To strengthen public health surveillance in Lesotho using a network of expert systems for early detection of health threats, the World Health Organization recently conducted a training on Epidemic Intelligence from Open Sources (EIOS) for over 20 health specialists from the Food and Agricultural Organisation, (FAO)the Ministries of Health, Agriculture, Food Security and Nutrition, Natural Resources, and Environment.
The (EIOS) initiative is a unique collaboration between various public health stakeholders around the globe. Under a common vision, it brings together new and existing initiatives, networks, and systems to strengthen public health intelligence (PHI) by creating a unified all-hazards, One Health approach to early detection, verification, assessment, and communication of public health threats using publicly available information.

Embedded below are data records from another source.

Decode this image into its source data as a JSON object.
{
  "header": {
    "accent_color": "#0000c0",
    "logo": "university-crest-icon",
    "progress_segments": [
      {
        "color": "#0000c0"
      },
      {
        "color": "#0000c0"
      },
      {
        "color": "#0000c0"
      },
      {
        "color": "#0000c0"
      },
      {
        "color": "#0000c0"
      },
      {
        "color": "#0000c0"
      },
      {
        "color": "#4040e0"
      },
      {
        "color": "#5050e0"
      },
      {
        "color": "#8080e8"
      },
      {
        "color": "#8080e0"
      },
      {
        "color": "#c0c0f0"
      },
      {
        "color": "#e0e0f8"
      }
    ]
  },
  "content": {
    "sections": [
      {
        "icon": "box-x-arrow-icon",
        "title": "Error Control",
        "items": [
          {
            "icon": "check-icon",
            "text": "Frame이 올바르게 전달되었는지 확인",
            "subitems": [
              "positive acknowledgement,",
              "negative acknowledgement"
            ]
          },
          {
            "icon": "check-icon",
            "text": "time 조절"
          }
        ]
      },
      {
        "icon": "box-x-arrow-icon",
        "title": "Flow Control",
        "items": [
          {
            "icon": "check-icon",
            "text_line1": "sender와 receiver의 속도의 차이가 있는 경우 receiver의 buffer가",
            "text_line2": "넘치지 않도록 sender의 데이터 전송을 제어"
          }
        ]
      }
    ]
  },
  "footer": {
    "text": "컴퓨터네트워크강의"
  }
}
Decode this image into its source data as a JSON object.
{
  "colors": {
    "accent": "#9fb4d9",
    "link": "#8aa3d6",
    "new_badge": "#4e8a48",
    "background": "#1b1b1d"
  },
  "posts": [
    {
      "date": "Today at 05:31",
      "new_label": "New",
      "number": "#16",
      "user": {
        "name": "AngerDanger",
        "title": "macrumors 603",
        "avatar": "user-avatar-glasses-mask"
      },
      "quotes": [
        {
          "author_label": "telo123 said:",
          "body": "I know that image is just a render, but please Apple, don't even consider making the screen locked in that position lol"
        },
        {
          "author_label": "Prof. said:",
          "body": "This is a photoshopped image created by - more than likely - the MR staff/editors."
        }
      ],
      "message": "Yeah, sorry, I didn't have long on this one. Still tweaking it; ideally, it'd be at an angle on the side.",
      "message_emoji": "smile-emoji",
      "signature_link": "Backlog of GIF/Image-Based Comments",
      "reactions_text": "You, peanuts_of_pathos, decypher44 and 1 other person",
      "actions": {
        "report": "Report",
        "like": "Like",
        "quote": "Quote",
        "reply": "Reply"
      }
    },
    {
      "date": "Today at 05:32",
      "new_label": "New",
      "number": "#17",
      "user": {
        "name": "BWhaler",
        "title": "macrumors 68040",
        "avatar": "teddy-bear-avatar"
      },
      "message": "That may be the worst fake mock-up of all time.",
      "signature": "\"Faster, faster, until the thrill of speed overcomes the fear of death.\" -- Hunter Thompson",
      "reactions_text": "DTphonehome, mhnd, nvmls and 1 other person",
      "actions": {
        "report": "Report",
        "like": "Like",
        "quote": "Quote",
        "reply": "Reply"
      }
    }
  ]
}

EIOS responds to the need for a strong global PHI community that is supported by robust, harmonized, and standardized PHI systems and frameworks across organizations and jurisdictions. To this aim, the initiative is governed by multiple stakeholders and led by WHO under the Health Emergencies Programme (WHE).

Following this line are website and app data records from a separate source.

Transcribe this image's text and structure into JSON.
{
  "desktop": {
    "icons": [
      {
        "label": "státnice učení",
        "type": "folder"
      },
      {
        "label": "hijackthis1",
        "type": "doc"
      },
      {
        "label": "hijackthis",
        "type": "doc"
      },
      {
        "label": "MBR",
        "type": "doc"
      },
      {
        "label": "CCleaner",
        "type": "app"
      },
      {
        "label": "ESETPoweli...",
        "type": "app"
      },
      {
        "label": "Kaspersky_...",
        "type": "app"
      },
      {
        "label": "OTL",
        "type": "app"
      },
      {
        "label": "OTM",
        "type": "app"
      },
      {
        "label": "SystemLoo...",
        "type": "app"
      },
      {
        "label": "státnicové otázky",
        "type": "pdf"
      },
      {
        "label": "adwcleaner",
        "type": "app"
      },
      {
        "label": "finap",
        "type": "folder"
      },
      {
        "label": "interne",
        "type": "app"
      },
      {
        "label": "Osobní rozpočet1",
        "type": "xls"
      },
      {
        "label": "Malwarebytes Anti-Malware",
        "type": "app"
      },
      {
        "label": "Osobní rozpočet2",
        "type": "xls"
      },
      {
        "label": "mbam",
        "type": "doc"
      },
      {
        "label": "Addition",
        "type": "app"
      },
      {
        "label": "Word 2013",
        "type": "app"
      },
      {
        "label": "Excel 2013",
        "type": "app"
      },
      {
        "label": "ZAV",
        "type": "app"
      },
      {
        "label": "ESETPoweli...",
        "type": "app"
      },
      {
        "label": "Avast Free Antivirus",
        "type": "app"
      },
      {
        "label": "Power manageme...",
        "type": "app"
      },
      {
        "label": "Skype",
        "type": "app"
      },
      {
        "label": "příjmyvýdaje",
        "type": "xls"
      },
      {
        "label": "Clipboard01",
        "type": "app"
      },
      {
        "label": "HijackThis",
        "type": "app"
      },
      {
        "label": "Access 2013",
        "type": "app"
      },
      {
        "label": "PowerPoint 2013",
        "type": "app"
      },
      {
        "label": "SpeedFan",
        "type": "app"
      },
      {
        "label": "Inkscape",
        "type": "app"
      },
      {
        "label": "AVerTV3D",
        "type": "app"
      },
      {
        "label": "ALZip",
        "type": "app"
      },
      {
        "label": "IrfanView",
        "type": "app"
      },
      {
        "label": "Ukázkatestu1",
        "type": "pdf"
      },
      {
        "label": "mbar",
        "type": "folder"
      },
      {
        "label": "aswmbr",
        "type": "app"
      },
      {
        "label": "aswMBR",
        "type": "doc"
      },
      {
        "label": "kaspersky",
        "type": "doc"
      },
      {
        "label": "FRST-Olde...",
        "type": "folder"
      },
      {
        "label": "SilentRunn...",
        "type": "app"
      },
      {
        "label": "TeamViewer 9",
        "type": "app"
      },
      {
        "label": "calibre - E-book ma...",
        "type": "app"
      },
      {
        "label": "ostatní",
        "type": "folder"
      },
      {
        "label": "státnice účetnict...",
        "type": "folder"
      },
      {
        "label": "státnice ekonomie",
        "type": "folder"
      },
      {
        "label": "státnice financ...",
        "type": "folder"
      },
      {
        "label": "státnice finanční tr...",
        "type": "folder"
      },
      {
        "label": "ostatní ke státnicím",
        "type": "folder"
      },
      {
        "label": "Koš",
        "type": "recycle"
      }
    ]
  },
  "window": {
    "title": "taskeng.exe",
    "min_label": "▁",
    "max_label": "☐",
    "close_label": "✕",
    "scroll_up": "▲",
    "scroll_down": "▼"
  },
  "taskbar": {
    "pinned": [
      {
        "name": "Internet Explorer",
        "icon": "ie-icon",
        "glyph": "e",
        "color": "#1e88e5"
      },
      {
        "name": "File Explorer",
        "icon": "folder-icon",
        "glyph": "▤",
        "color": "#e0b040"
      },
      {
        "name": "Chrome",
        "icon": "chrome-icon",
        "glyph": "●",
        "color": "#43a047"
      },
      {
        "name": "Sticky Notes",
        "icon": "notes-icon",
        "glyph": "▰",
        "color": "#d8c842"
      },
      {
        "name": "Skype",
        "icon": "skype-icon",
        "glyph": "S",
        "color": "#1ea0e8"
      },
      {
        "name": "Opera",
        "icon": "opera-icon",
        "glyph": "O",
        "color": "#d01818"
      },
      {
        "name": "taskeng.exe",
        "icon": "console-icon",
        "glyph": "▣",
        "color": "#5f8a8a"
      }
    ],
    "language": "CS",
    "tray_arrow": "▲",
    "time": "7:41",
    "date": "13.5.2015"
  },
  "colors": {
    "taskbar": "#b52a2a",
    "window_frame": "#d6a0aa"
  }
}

Technical Officer, Health Emergencies Information and Risk Assessment from WHO Regional Office for Africa (AFRO), George Williams stated during the training that EIOS is built on “a growing global community of practice, a range of multi-disciplinary collaborators, and an evolving fit-for-purpose system. The global community, including Member States, international and regional organizations, expert networks, research institutes, and other collaborators, is at the heart of the initiative; saving lives through early detection of threats and rapid intervention is its ultimate goal.”
For her part, the Director Disease Control Division from the Ministry of Health, Dr. Tiiti Moleko stated that “the training on Epidemic Intelligence from Open Sources was a welcomed development because it is important to put in place early warning mechanisms in order to reduce the negative impact brought about by public health emergencies.” She further stressed the need for a multi-sectoral collaboration in tackling public health emergencies.
Participants at the workshop described the training as timely and beneficial for the public health sector in the country.
According to the National Integrated Disease Surveillance and Response (IDSR) focal person from the Ministry of Health, Ntsoaki Mokete, “EIOS has been beneficial to me as the surveillance officer whose role is to detect, investigate and respond to emergencies in a timely manner. This training is going to improve our early warning system, and we appreciate the technical and financial support offered by the World Health Organisation in the African Region”, she stated.
Another participant from the Ministry of Agriculture, Peo Ntho stated that the training will facilitate media scanning/monitoring in the case of a health emergency. “This will help faster detection of a looming epidemic and it will enable us to be better prepared, and ultimately manage to avert danger.”
With this training, Lesotho now forms part of the global Epidemic Intelligence from Open Sources community, being the 20th Member State in the African region to join.